### RECORDS TO PROCESS ###

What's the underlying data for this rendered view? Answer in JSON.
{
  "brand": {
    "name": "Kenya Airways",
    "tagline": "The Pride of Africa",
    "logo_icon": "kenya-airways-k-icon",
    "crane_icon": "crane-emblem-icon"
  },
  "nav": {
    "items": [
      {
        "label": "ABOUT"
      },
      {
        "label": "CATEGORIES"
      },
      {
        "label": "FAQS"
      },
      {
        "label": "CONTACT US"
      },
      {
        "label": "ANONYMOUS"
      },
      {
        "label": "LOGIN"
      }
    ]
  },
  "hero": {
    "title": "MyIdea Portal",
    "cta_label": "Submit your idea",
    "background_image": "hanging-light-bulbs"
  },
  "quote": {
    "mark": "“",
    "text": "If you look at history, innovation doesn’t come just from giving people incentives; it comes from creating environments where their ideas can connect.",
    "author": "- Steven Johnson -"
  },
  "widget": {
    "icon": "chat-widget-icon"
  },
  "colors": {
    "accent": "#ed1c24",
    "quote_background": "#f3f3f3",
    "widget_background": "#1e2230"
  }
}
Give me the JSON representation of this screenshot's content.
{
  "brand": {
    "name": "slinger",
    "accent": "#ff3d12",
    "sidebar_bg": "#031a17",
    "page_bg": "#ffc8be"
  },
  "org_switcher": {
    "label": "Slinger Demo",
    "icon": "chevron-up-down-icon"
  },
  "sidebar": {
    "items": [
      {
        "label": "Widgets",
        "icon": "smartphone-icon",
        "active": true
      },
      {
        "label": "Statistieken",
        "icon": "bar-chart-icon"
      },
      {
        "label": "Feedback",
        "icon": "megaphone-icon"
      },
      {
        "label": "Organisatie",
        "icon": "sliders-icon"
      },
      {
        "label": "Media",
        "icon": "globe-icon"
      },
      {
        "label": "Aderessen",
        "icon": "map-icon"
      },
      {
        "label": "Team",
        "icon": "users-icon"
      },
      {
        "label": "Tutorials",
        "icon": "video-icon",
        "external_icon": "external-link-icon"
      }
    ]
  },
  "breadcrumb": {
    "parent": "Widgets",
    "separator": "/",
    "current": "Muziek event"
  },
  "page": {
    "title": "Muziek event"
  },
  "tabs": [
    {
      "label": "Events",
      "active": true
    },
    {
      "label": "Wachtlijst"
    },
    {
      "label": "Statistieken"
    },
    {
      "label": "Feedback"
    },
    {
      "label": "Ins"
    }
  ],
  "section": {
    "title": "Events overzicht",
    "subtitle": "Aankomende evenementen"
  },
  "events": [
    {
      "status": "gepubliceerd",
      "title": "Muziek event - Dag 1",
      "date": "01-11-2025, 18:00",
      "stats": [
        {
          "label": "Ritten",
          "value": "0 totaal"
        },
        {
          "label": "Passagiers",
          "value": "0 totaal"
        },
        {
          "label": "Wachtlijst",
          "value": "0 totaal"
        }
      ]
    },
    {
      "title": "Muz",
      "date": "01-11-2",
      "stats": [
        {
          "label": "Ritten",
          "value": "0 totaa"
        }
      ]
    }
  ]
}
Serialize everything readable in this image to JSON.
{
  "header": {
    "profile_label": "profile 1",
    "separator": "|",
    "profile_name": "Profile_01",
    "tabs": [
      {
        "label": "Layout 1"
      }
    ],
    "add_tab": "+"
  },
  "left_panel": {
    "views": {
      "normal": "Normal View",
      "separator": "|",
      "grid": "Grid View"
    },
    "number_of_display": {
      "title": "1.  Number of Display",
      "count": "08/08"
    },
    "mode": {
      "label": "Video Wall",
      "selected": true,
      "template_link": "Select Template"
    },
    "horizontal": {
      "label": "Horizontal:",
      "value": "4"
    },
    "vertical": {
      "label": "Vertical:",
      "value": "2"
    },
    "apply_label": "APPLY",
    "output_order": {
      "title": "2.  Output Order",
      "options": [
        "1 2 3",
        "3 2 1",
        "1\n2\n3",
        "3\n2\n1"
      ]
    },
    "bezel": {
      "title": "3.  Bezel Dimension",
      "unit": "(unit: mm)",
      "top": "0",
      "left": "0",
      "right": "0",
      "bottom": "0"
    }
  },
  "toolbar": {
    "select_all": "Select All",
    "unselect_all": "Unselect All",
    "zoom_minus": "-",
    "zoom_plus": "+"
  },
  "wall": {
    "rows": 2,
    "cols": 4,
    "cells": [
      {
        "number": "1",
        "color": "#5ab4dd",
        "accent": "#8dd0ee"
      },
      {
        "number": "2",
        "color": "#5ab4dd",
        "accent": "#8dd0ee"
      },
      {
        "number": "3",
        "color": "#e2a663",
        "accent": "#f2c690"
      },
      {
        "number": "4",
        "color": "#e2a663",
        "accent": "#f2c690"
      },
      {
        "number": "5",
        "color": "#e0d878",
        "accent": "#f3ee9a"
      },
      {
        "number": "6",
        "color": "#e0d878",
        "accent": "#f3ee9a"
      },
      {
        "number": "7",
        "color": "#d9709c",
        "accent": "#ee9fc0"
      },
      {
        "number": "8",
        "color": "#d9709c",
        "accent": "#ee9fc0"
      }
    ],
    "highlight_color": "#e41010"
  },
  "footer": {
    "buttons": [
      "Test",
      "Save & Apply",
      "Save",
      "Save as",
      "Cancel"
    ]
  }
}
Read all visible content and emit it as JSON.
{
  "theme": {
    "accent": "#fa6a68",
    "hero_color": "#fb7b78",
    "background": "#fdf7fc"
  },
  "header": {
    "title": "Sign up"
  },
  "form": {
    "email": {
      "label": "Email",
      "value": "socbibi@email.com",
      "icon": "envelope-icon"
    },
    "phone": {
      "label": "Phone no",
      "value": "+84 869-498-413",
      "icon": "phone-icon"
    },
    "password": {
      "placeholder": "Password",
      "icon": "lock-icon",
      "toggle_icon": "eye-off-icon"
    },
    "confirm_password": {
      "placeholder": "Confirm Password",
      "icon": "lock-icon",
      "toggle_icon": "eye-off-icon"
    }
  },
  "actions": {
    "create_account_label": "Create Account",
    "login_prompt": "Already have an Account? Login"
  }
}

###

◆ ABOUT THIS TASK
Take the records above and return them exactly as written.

◆ ANSWER SPACE
What's the underlying data for this rendered view? Answer in JSON.
{
  "brand": {
    "name": "Kenya Airways",
    "tagline": "The Pride of Africa",
    "logo_icon": "kenya-airways-k-icon",
    "crane_icon": "crane-emblem-icon"
  },
  "nav": {
    "items": [
      {
        "label": "ABOUT"
      },
      {
        "label": "CATEGORIES"
      },
      {
        "label": "FAQS"
      },
      {
        "label": "CONTACT US"
      },
      {
        "label": "ANONYMOUS"
      },
      {
        "label": "LOGIN"
      }
    ]
  },
  "hero": {
    "title": "MyIdea Portal",
    "cta_label": "Submit your idea",
    "background_image": "hanging-light-bulbs"
  },
  "quote": {
    "mark": "“",
    "text": "If you look at history, innovation doesn’t come just from giving people incentives; it comes from creating environments where their ideas can connect.",
    "author": "- Steven Johnson -"
  },
  "widget": {
    "icon": "chat-widget-icon"
  },
  "colors": {
    "accent": "#ed1c24",
    "quote_background": "#f3f3f3",
    "widget_background": "#1e2230"
  }
}
Give me the JSON representation of this screenshot's content.
{
  "brand": {
    "name": "slinger",
    "accent": "#ff3d12",
    "sidebar_bg": "#031a17",
    "page_bg": "#ffc8be"
  },
  "org_switcher": {
    "label": "Slinger Demo",
    "icon": "chevron-up-down-icon"
  },
  "sidebar": {
    "items": [
      {
        "label": "Widgets",
        "icon": "smartphone-icon",
        "active": true
      },
      {
        "label": "Statistieken",
        "icon": "bar-chart-icon"
      },
      {
        "label": "Feedback",
        "icon": "megaphone-icon"
      },
      {
        "label": "Organisatie",
        "icon": "sliders-icon"
      },
      {
        "label": "Media",
        "icon": "globe-icon"
      },
      {
        "label": "Aderessen",
        "icon": "map-icon"
      },
      {
        "label": "Team",
        "icon": "users-icon"
      },
      {
        "label": "Tutorials",
        "icon": "video-icon",
        "external_icon": "external-link-icon"
      }
    ]
  },
  "breadcrumb": {
    "parent": "Widgets",
    "separator": "/",
    "current": "Muziek event"
  },
  "page": {
    "title": "Muziek event"
  },
  "tabs": [
    {
      "label": "Events",
      "active": true
    },
    {
      "label": "Wachtlijst"
    },
    {
      "label": "Statistieken"
    },
    {
      "label": "Feedback"
    },
    {
      "label": "Ins"
    }
  ],
  "section": {
    "title": "Events overzicht",
    "subtitle": "Aankomende evenementen"
  },
  "events": [
    {
      "status": "gepubliceerd",
      "title": "Muziek event - Dag 1",
      "date": "01-11-2025, 18:00",
      "stats": [
        {
          "label": "Ritten",
          "value": "0 totaal"
        },
        {
          "label": "Passagiers",
          "value": "0 totaal"
        },
        {
          "label": "Wachtlijst",
          "value": "0 totaal"
        }
      ]
    },
    {
      "title": "Muz",
      "date": "01-11-2",
      "stats": [
        {
          "label": "Ritten",
          "value": "0 totaa"
        }
      ]
    }
  ]
}
Serialize everything readable in this image to JSON.
{
  "header": {
    "profile_label": "profile 1",
    "separator": "|",
    "profile_name": "Profile_01",
    "tabs": [
      {
        "label": "Layout 1"
      }
    ],
    "add_tab": "+"
  },
  "left_panel": {
    "views": {
      "normal": "Normal View",
      "separator": "|",
      "grid": "Grid View"
    },
    "number_of_display": {
      "title": "1.  Number of Display",
      "count": "08/08"
    },
    "mode": {
      "label": "Video Wall",
      "selected": true,
      "template_link": "Select Template"
    },
    "horizontal": {
      "label": "Horizontal:",
      "value": "4"
    },
    "vertical": {
      "label": "Vertical:",
      "value": "2"
    },
    "apply_label": "APPLY",
    "output_order": {
      "title": "2.  Output Order",
      "options": [
        "1 2 3",
        "3 2 1",
        "1\n2\n3",
        "3\n2\n1"
      ]
    },
    "bezel": {
      "title": "3.  Bezel Dimension",
      "unit": "(unit: mm)",
      "top": "0",
      "left": "0",
      "right": "0",
      "bottom": "0"
    }
  },
  "toolbar": {
    "select_all": "Select All",
    "unselect_all": "Unselect All",
    "zoom_minus": "-",
    "zoom_plus": "+"
  },
  "wall": {
    "rows": 2,
    "cols": 4,
    "cells": [
      {
        "number": "1",
        "color": "#5ab4dd",
        "accent": "#8dd0ee"
      },
      {
        "number": "2",
        "color": "#5ab4dd",
        "accent": "#8dd0ee"
      },
      {
        "number": "3",
        "color": "#e2a663",
        "accent": "#f2c690"
      },
      {
        "number": "4",
        "color": "#e2a663",
        "accent": "#f2c690"
      },
      {
        "number": "5",
        "color": "#e0d878",
        "accent": "#f3ee9a"
      },
      {
        "number": "6",
        "color": "#e0d878",
        "accent": "#f3ee9a"
      },
      {
        "number": "7",
        "color": "#d9709c",
        "accent": "#ee9fc0"
      },
      {
        "number": "8",
        "color": "#d9709c",
        "accent": "#ee9fc0"
      }
    ],
    "highlight_color": "#e41010"
  },
  "footer": {
    "buttons": [
      "Test",
      "Save & Apply",
      "Save",
      "Save as",
      "Cancel"
    ]
  }
}
Read all visible content and emit it as JSON.
{
  "theme": {
    "accent": "#fa6a68",
    "hero_color": "#fb7b78",
    "background": "#fdf7fc"
  },
  "header": {
    "title": "Sign up"
  },
  "form": {
    "email": {
      "label": "Email",
      "value": "socbibi@email.com",
      "icon": "envelope-icon"
    },
    "phone": {
      "label": "Phone no",
      "value": "+84 869-498-413",
      "icon": "phone-icon"
    },
    "password": {
      "placeholder": "Password",
      "icon": "lock-icon",
      "toggle_icon": "eye-off-icon"
    },
    "confirm_password": {
      "placeholder": "Confirm Password",
      "icon": "lock-icon",
      "toggle_icon": "eye-off-icon"
    }
  },
  "actions": {
    "create_account_label": "Create Account",
    "login_prompt": "Already have an Account? Login"
  }
}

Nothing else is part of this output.